**SUPPLIED INFORMATION:**

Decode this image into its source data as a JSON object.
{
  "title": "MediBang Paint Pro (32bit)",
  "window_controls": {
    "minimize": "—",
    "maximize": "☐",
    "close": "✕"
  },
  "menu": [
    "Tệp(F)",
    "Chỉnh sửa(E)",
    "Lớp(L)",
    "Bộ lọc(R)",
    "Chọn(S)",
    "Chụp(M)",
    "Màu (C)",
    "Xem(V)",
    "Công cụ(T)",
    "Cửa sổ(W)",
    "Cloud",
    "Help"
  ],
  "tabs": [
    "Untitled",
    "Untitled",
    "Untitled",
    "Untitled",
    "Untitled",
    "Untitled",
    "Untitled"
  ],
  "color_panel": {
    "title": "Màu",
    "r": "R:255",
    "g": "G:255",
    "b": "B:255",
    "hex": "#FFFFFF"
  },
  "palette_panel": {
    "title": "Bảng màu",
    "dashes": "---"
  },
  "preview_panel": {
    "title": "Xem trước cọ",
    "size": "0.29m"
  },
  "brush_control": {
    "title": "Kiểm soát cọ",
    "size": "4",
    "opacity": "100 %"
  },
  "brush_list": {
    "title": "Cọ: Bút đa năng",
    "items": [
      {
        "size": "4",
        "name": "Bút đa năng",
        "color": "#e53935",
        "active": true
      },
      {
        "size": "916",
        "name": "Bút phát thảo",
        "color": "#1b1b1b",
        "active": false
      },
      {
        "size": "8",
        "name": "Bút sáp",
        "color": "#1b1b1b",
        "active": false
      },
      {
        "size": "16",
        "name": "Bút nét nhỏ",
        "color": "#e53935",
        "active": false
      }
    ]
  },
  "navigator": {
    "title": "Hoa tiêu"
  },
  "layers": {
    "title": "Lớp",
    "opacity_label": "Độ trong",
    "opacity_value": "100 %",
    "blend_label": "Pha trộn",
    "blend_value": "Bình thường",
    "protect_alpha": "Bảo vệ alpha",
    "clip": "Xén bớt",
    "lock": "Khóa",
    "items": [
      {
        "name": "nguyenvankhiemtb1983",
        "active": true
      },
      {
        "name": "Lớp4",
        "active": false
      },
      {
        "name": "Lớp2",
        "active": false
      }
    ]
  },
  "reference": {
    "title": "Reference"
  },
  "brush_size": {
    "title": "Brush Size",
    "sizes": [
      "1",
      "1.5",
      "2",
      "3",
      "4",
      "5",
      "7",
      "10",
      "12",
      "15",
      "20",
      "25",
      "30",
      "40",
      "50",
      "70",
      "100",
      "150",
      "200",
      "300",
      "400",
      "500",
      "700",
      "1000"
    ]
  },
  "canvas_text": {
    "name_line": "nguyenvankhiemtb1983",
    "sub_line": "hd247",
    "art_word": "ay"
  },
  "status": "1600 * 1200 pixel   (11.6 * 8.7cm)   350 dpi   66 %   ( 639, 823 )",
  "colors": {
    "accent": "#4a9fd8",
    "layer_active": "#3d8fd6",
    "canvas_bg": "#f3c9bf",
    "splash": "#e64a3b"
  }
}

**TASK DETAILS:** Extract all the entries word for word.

**SOLUTION TO THIS TASK:**
Decode this image into its source data as a JSON object.
{
  "title": "MediBang Paint Pro (32bit)",
  "window_controls": {
    "minimize": "—",
    "maximize": "☐",
    "close": "✕"
  },
  "menu": [
    "Tệp(F)",
    "Chỉnh sửa(E)",
    "Lớp(L)",
    "Bộ lọc(R)",
    "Chọn(S)",
    "Chụp(M)",
    "Màu (C)",
    "Xem(V)",
    "Công cụ(T)",
    "Cửa sổ(W)",
    "Cloud",
    "Help"
  ],
  "tabs": [
    "Untitled",
    "Untitled",
    "Untitled",
    "Untitled",
    "Untitled",
    "Untitled",
    "Untitled"
  ],
  "color_panel": {
    "title": "Màu",
    "r": "R:255",
    "g": "G:255",
    "b": "B:255",
    "hex": "#FFFFFF"
  },
  "palette_panel": {
    "title": "Bảng màu",
    "dashes": "---"
  },
  "preview_panel": {
    "title": "Xem trước cọ",
    "size": "0.29m"
  },
  "brush_control": {
    "title": "Kiểm soát cọ",
    "size": "4",
    "opacity": "100 %"
  },
  "brush_list": {
    "title": "Cọ: Bút đa năng",
    "items": [
      {
        "size": "4",
        "name": "Bút đa năng",
        "color": "#e53935",
        "active": true
      },
      {
        "size": "916",
        "name": "Bút phát thảo",
        "color": "#1b1b1b",
        "active": false
      },
      {
        "size": "8",
        "name": "Bút sáp",
        "color": "#1b1b1b",
        "active": false
      },
      {
        "size": "16",
        "name": "Bút nét nhỏ",
        "color": "#e53935",
        "active": false
      }
    ]
  },
  "navigator": {
    "title": "Hoa tiêu"
  },
  "layers": {
    "title": "Lớp",
    "opacity_label": "Độ trong",
    "opacity_value": "100 %",
    "blend_label": "Pha trộn",
    "blend_value": "Bình thường",
    "protect_alpha": "Bảo vệ alpha",
    "clip": "Xén bớt",
    "lock": "Khóa",
    "items": [
      {
        "name": "nguyenvankhiemtb1983",
        "active": true
      },
      {
        "name": "Lớp4",
        "active": false
      },
      {
        "name": "Lớp2",
        "active": false
      }
    ]
  },
  "reference": {
    "title": "Reference"
  },
  "brush_size": {
    "title": "Brush Size",
    "sizes": [
      "1",
      "1.5",
      "2",
      "3",
      "4",
      "5",
      "7",
      "10",
      "12",
      "15",
      "20",
      "25",
      "30",
      "40",
      "50",
      "70",
      "100",
      "150",
      "200",
      "300",
      "400",
      "500",
      "700",
      "1000"
    ]
  },
  "canvas_text": {
    "name_line": "nguyenvankhiemtb1983",
    "sub_line": "hd247",
    "art_word": "ay"
  },
  "status": "1600 * 1200 pixel   (11.6 * 8.7cm)   350 dpi   66 %   ( 639, 823 )",
  "colors": {
    "accent": "#4a9fd8",
    "layer_active": "#3d8fd6",
    "canvas_bg": "#f3c9bf",
    "splash": "#e64a3b"
  }
}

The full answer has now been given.